The fink validate command is a tool that checks .info (package description) and .deb (compiled binary) package files for compliance with aspects of Fink Packaging Policy and also detects a variety of common packaging mistakes. Before placing a package on the package submissions tracker, you must make sure the .info you submit and the .deb resulting from it have no validation warnings or errors.

If you are just getting starting as a package maintainer, some of the tests may seem arbitrary or excessively nit-picky. The validator is not designed to annoy you (the maintainer) to create un-necessary work, or as a power trip for fink admins, but rather to catch packages that are likely to cause problems for users. They are implemented as a direct result of commonly-observed mistakes in submissions and breakage or general annoyance discussed on the various mailing lists and other venues.

If you are having difficulty solving a validation message, look at other packages similar to yours that validate cleanly. There are usually a variety of solutions to any given problem, depending on the type of package, the user-friendliness of the upstream compiling scripts, etc. Feel free to ask on the mailing lists or IRC channel if you need help.

Newly-Implemented Tests

New tests are created as necessary. Fink admins, developers who handle the package submissions queue, and other users may be running a prerelease version of the fink program that has tests not present in the release version. If someone tells you about a problem in one of your packages as a result of a validation test you don't have, please attempt to fix it. You can't be faulted for not knowing earlier, you know about it. Our goal is to keep the supported fink distributions up to the latest validation standards.

In addition to checks for new features in new fink versions, the following generally-applicable new tests may not be present in all released versions of fink yet:

  • The syntax of "Depends" (and similarly-formatted fields) is now checked more strictly.
  • There shouldn't be a field named "InfoN".
  • "dummy" is not a valid key in the "Type" field.
  • We check for a common misuse of the -framework flag in a pkg-config (.pc) data file.

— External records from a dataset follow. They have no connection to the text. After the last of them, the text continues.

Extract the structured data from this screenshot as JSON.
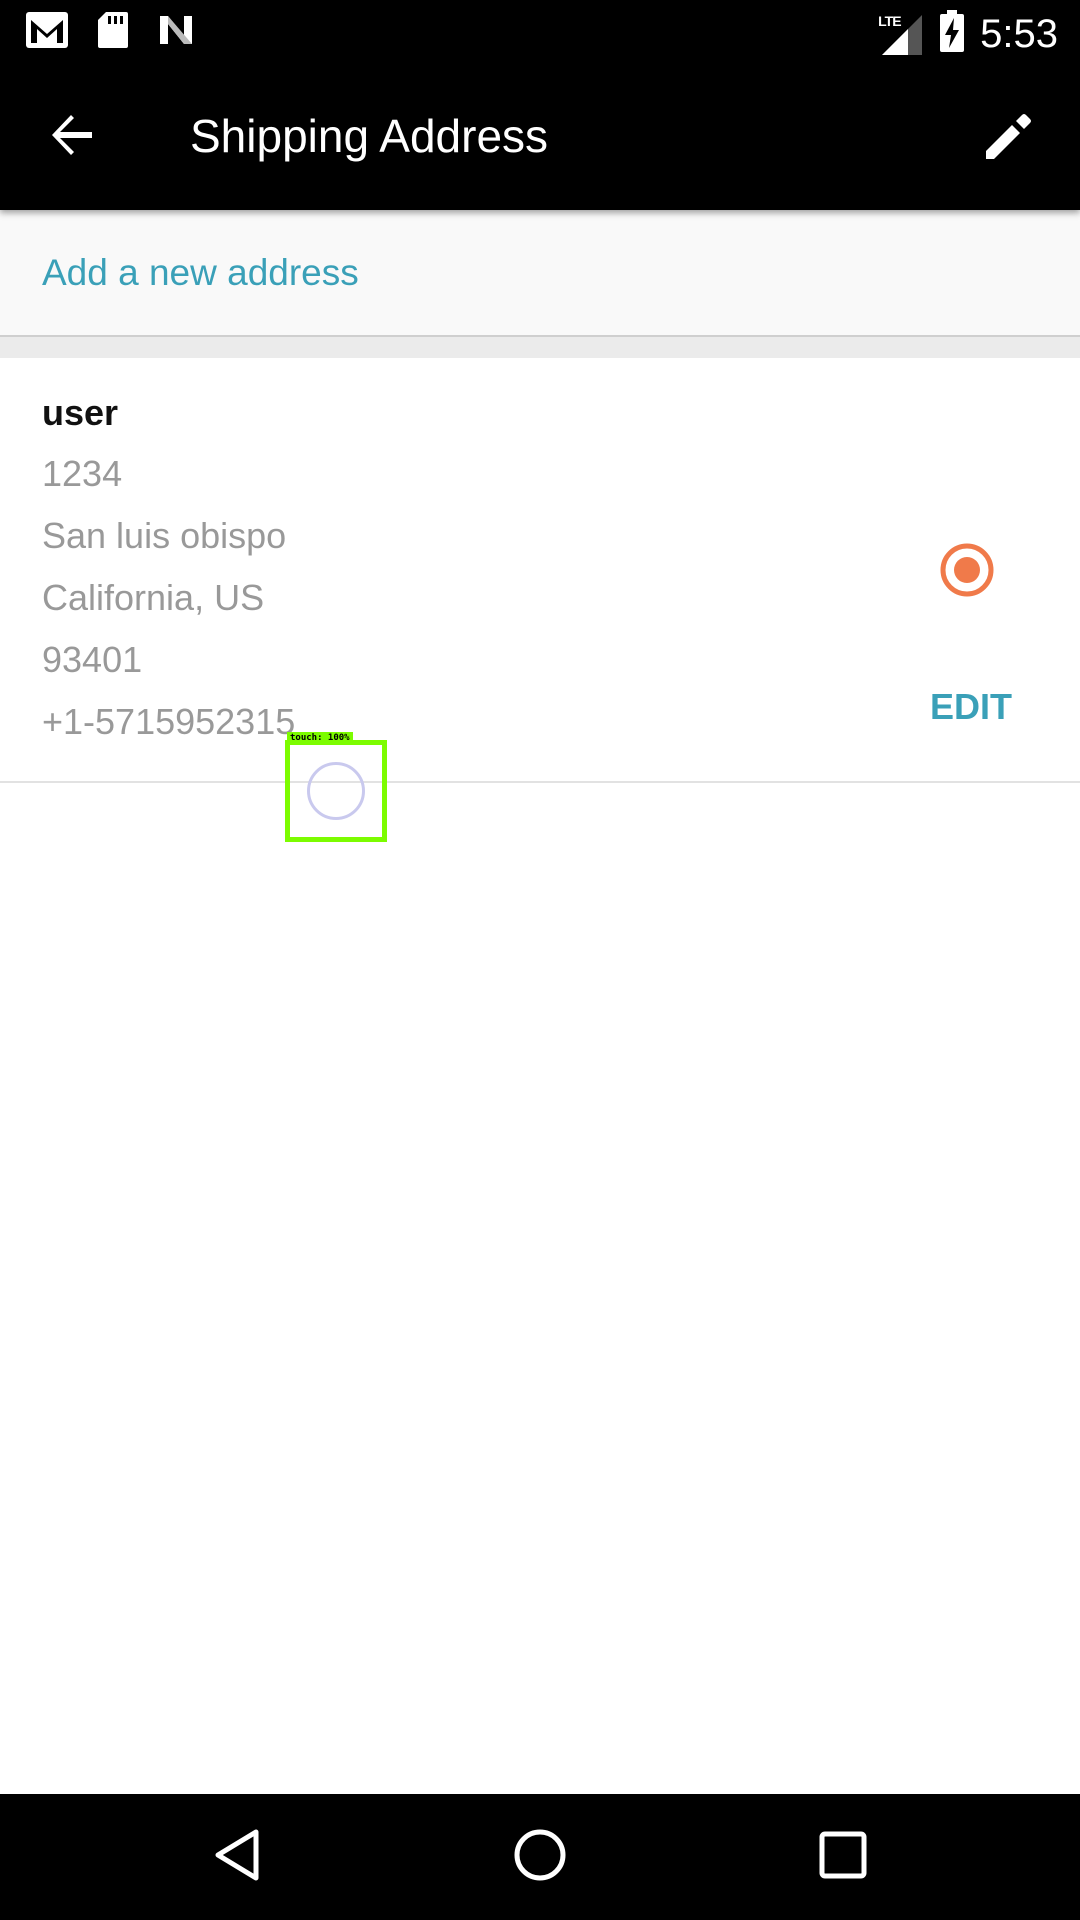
{
  "status_bar": {
    "time": "5:53",
    "network_label": "LTE",
    "icons": [
      "gmail-icon",
      "sd-card-icon",
      "n-icon",
      "lte-signal-icon",
      "battery-charging-icon"
    ]
  },
  "app_bar": {
    "title": "Shipping Address",
    "back_icon": "arrow-left-icon",
    "edit_icon": "pencil-icon"
  },
  "add_address": {
    "label": "Add a new address"
  },
  "address": {
    "name": "user",
    "line1": "1234",
    "city": "San luis obispo",
    "region": "California, US",
    "postal": "93401",
    "phone": "+1-5715952315",
    "selected": true,
    "edit_label": "EDIT"
  },
  "touch_overlay": {
    "label": "touch: 100%"
  },
  "nav_bar": {
    "icons": [
      "back-triangle-icon",
      "home-circle-icon",
      "recents-square-icon"
    ]
  },
  "colors": {
    "accent": "#3aa0b8",
    "radio": "#f07a4a",
    "secondary_text": "#999999",
    "touch_highlight": "#7cfc00"
  }
}
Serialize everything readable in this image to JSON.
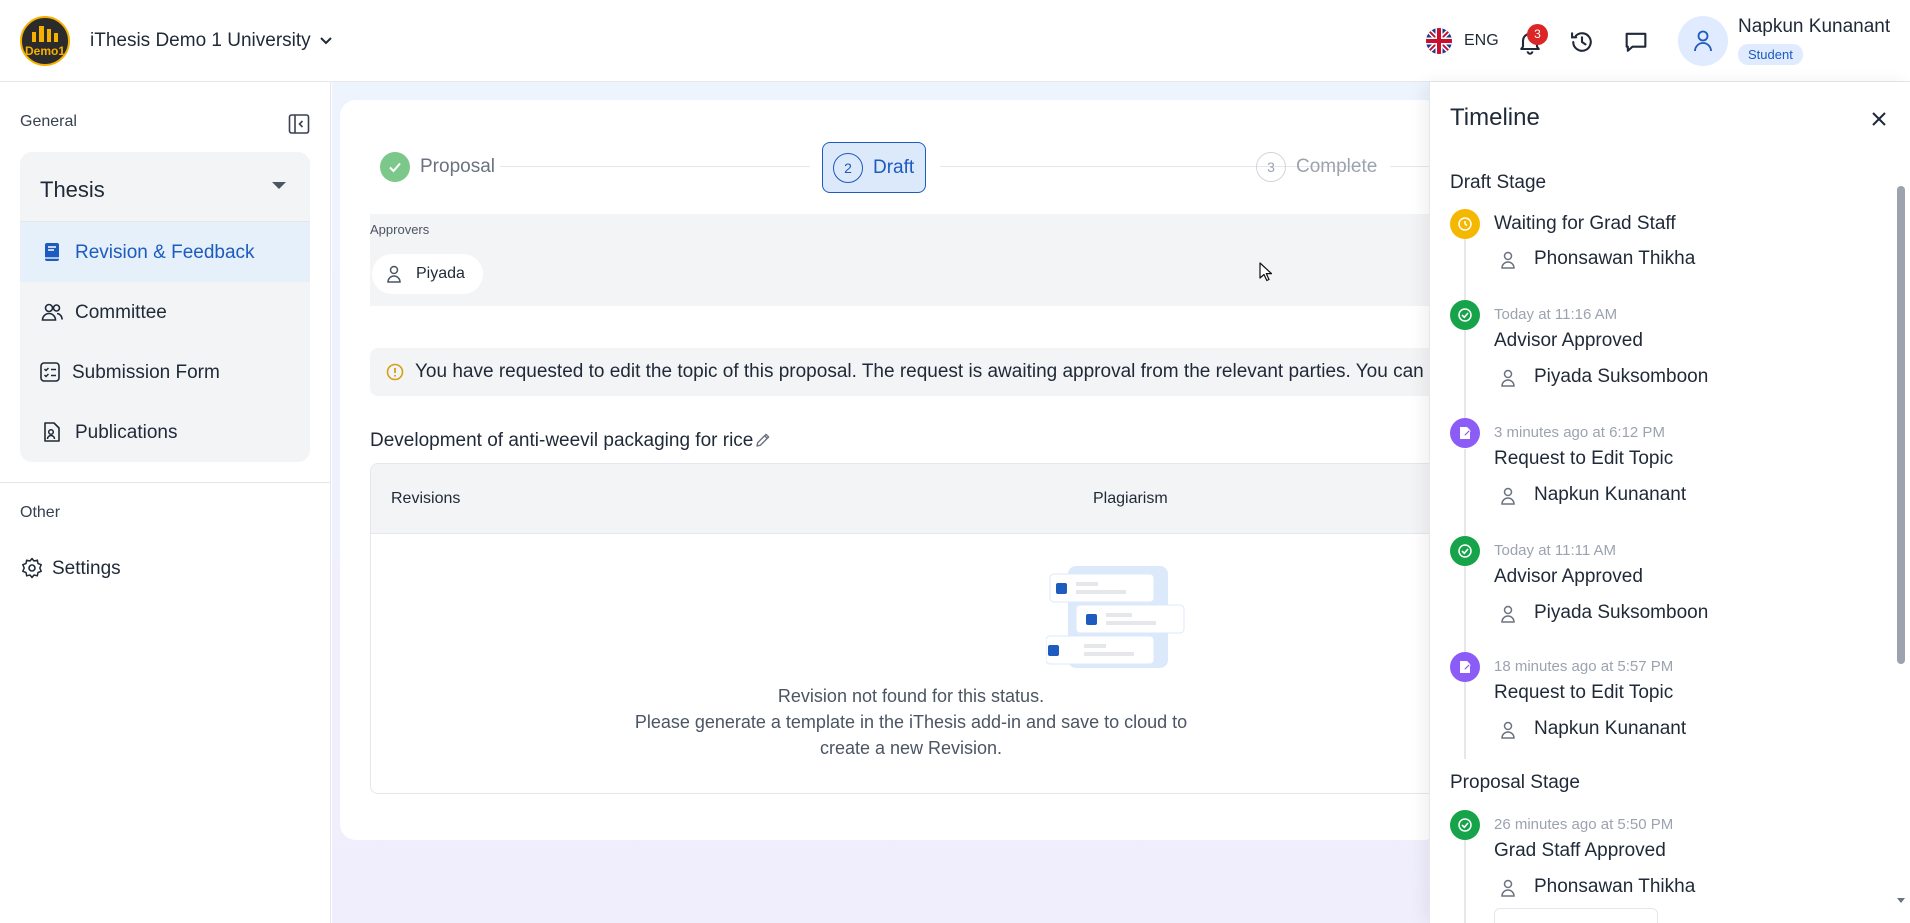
{
  "header": {
    "logo_text": "Demo1",
    "org_name": "iThesis Demo 1 University",
    "language": "ENG",
    "notification_count": "3",
    "user_name": "Napkun Kunanant",
    "user_role": "Student"
  },
  "sidebar": {
    "general_label": "General",
    "group_title": "Thesis",
    "items": [
      {
        "label": "Revision & Feedback",
        "icon": "book-icon",
        "active": true
      },
      {
        "label": "Committee",
        "icon": "people-icon"
      },
      {
        "label": "Submission Form",
        "icon": "checklist-icon"
      },
      {
        "label": "Publications",
        "icon": "document-person-icon"
      }
    ],
    "other_label": "Other",
    "settings_label": "Settings"
  },
  "main": {
    "steps": [
      {
        "label": "Proposal",
        "state": "done"
      },
      {
        "number": "2",
        "label": "Draft",
        "state": "active"
      },
      {
        "number": "3",
        "label": "Complete",
        "state": "pending"
      }
    ],
    "approvers_label": "Approvers",
    "approvers": [
      "Piyada"
    ],
    "alert_text": "You have requested to edit the topic of this proposal. The request is awaiting approval from the relevant parties. You can tra",
    "topic": "Development of anti-weevil packaging for rice",
    "table_headers": [
      "Revisions",
      "Plagiarism"
    ],
    "empty_lines": [
      "Revision not found for this status.",
      "Please generate a template in the iThesis add-in and save to cloud to",
      "create a new Revision."
    ]
  },
  "timeline": {
    "title": "Timeline",
    "draft_stage_label": "Draft Stage",
    "proposal_stage_label": "Proposal Stage",
    "events": [
      {
        "status": "Waiting for Grad Staff",
        "time": "",
        "person": "Phonsawan Thikha",
        "kind": "pending"
      },
      {
        "status": "Advisor Approved",
        "time": "Today at 11:16 AM",
        "person": "Piyada Suksomboon",
        "kind": "approved"
      },
      {
        "status": "Request to Edit Topic",
        "time": "3 minutes ago at 6:12 PM",
        "person": "Napkun Kunanant",
        "kind": "edit"
      },
      {
        "status": "Advisor Approved",
        "time": "Today at 11:11 AM",
        "person": "Piyada Suksomboon",
        "kind": "approved"
      },
      {
        "status": "Request to Edit Topic",
        "time": "18 minutes ago at 5:57 PM",
        "person": "Napkun Kunanant",
        "kind": "edit"
      },
      {
        "status": "Grad Staff Approved",
        "time": "26 minutes ago at 5:50 PM",
        "person": "Phonsawan Thikha",
        "kind": "approved"
      }
    ]
  },
  "colors": {
    "primary": "#1d5bbf",
    "approved": "#16a34a",
    "pending": "#f5b800",
    "edit": "#8b5cf6",
    "alert": "#d4a017"
  }
}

This is usually a bug in the upstream version.
  • If there are texinfo documentation files, they must be declared in an "InfoDocs" field so that they are linked into the table of contents.
  • Different language-version variants of perl and python libraries (-pyXX and -pmXXX packages) must be completely orthogonal; no two variants can have any files in common. Users must be able to install multiple variants concurrently without having conflicts.
  • Installed files must not contain references to the pathnames where they were compiled. There are new tests for this problem relevant to compiled python modules (among other filetypes).